When Lauren was in the running for her current job, she said, recruiters asked her to explain how she'd correct or enhance a series of photos — from improving brightness to fixing the contrast or saturation — and to demonstrate "an artistic eye to see where the creative aspect would come into play." Recruiters used open-ended questions to avoid guiding her to particular answers, she said.
The second, tech-focused employee remembers encountering a coding problem during an interview. "It's one of those coding questions that seem very small but can easily have gotchas" that candidates might not catch on first glance, said this person. "They gave me a prompt that I had to fill in, either in Java or in pseudocode, and then they asked me: 'Okay, imagine that this was not the prompt or that the scope of the prompt was a little broader. How would you improve what you've written?'"

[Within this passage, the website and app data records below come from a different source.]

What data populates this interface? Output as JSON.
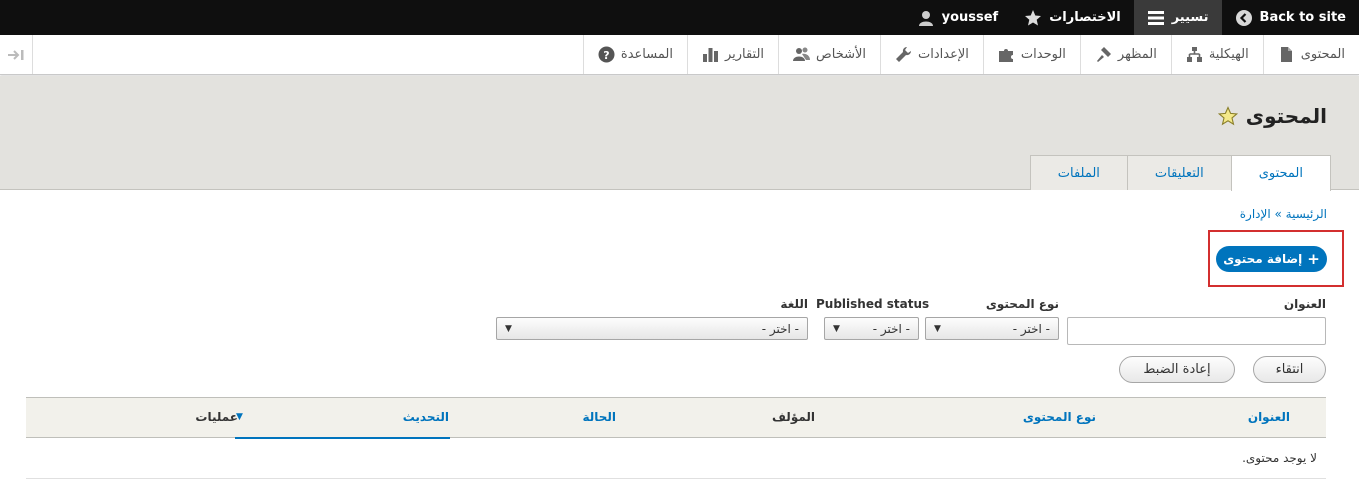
{
  "toolbar": {
    "back_to_site": "Back to site",
    "manage": "تسيير",
    "shortcuts": "الاختصارات",
    "user": "youssef"
  },
  "tray": {
    "items": [
      {
        "label": "المحتوى",
        "icon": "file-icon"
      },
      {
        "label": "الهيكلية",
        "icon": "sitemap-icon"
      },
      {
        "label": "المظهر",
        "icon": "paintbrush-icon"
      },
      {
        "label": "الوحدات",
        "icon": "puzzle-icon"
      },
      {
        "label": "الإعدادات",
        "icon": "wrench-icon"
      },
      {
        "label": "الأشخاص",
        "icon": "people-icon"
      },
      {
        "label": "التقارير",
        "icon": "bar-chart-icon"
      },
      {
        "label": "المساعدة",
        "icon": "help-icon"
      }
    ]
  },
  "page": {
    "title": "المحتوى",
    "tabs": [
      "المحتوى",
      "التعليقات",
      "الملفات"
    ],
    "breadcrumb": "الرئيسية » الإدارة",
    "add_button": "إضافة محتوى"
  },
  "filters": {
    "title_label": "العنوان",
    "type_label": "نوع المحتوى",
    "status_label": "Published status",
    "language_label": "اللغة",
    "type_value": "- اختر -",
    "status_value": "- اختر -",
    "language_value": "- اختر -",
    "filter_button": "انتقاء",
    "reset_button": "إعادة الضبط"
  },
  "table": {
    "columns": [
      "العنوان",
      "نوع المحتوى",
      "المؤلف",
      "الحالة",
      "التحديث",
      "عمليات"
    ],
    "empty": "لا يوجد محتوى."
  },
  "colors": {
    "accent": "#0074bd",
    "highlight_border": "#d32f2f",
    "toolbar_bg": "#0f0f0f"
  }
}
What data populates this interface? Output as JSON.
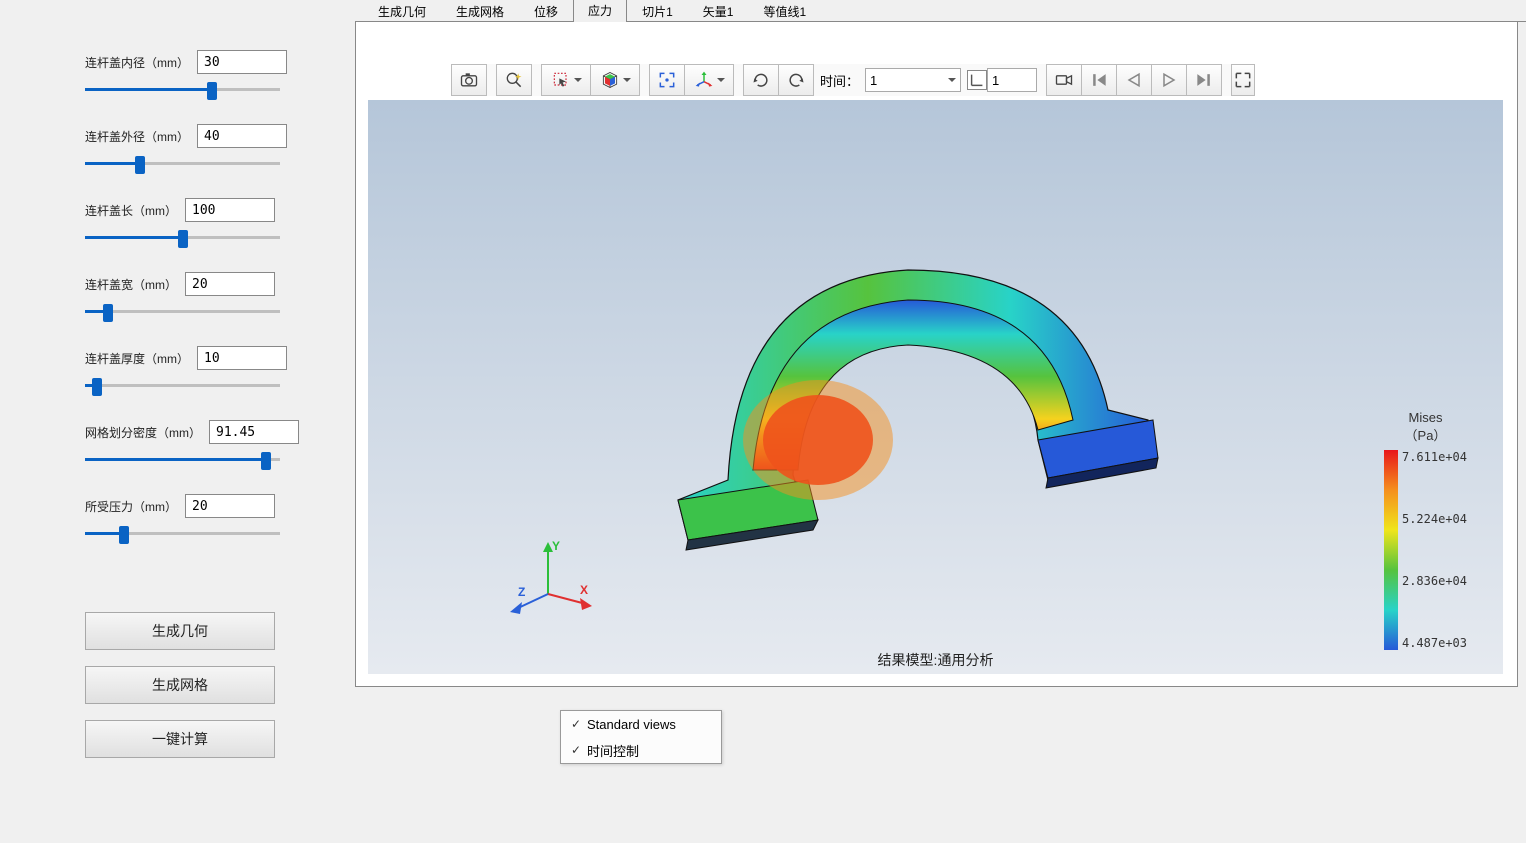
{
  "sidebar": {
    "params": [
      {
        "label": "连杆盖内径（mm）",
        "value": "30",
        "pct": 65
      },
      {
        "label": "连杆盖外径（mm）",
        "value": "40",
        "pct": 28
      },
      {
        "label": "连杆盖长（mm）",
        "value": "100",
        "pct": 50
      },
      {
        "label": "连杆盖宽（mm）",
        "value": "20",
        "pct": 12
      },
      {
        "label": "连杆盖厚度（mm）",
        "value": "10",
        "pct": 6
      },
      {
        "label": "网格划分密度（mm）",
        "value": "91.45",
        "pct": 93
      },
      {
        "label": "所受压力（mm）",
        "value": "20",
        "pct": 20
      }
    ],
    "buttons": {
      "geom": "生成几何",
      "mesh": "生成网格",
      "calc": "一键计算"
    }
  },
  "tabs": [
    {
      "label": "生成几何",
      "active": false
    },
    {
      "label": "生成网格",
      "active": false
    },
    {
      "label": "位移",
      "active": false
    },
    {
      "label": "应力",
      "active": true
    },
    {
      "label": "切片1",
      "active": false
    },
    {
      "label": "矢量1",
      "active": false
    },
    {
      "label": "等值线1",
      "active": false
    }
  ],
  "toolbar": {
    "time_label": "时间：",
    "time_select_value": "1",
    "time_input_value": "1"
  },
  "viewport": {
    "axes": {
      "x": "X",
      "y": "Y",
      "z": "Z"
    },
    "caption": "结果模型:通用分析"
  },
  "legend": {
    "title": "Mises",
    "unit": "（Pa）",
    "ticks": [
      "7.611e+04",
      "5.224e+04",
      "2.836e+04",
      "4.487e+03"
    ]
  },
  "chart_data": {
    "type": "heatmap",
    "title": "Mises Stress (Pa)",
    "colormap": "rainbow",
    "range_min": 4487,
    "range_max": 76110,
    "ticks": [
      4487,
      28360,
      52240,
      76110
    ],
    "unit": "Pa"
  },
  "menu": {
    "items": [
      {
        "label": "Standard views",
        "checked": true
      },
      {
        "label": "时间控制",
        "checked": true
      }
    ]
  }
}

A third current employee, a creative assistant in Disney's entertainment division, recalled being tested on their competency in assessing creative work, namely doing script coverage. "They simply ask for a script to be read — they gave ample time — and then write coverage on it," this person said.
The goal, this assistant explained, was for their future bosses to get a sense of whether they can summarize ideas clearly and concisely, "which is critical for a development role."
Curiosity counts — about the role, the company, the industry
Experts encouraged candidates to be curious and raise their own questions with recruiters.
Ben White — a recruiting expert who's studied the company's interviewing processes and assembled videos about getting hired there on his YouTube channel, Ben Talks Talent — suggested: "What needs to happen in the first six months for you to consider this to be a successful hire?" He also proposed asking about training and onboarding, to show that a candidate's outlook on the job is in the "right place."
"It shows you're looking for, 'What do I need to do to win for you to and to be a great employee?'" he explained.
The first employee recommended that candidates ask questions that enable recruiters to flex their own Disney spirit. "One that I always ask personally, because I think it breaks the ice in a way and humanizes the interview, is: 'What's your favorite Disney memory?' Or, 'What's your favorite Disney character?'" this person said. "I think it helps to bring it back to, 'I understand the Disney culture and the people.'"
While it might seem bold to ask that of a recruiter, this employee said it can garner a glowing response: "Most of the time they were like, 'Oh my gosh, no one ever asked me that.'"
Green said it's important for candidates to show an awareness of current events in the media industry. "We've been advising students, 'You should have an opinion about the strikes and what's happening,'" he said, referring to the recently-concluded actors' and writers' strikes that roiled Hollywood this year .
"You are the future executives in the industry," Green added. "You have to keep a pulse on what's happening."
Are you a Disney insider? Contact this reporter to share your experience at the company. Reed Alexander can be reached via email at [email protected] , or SMS/the encrypted app Signal at (561) 247-5758.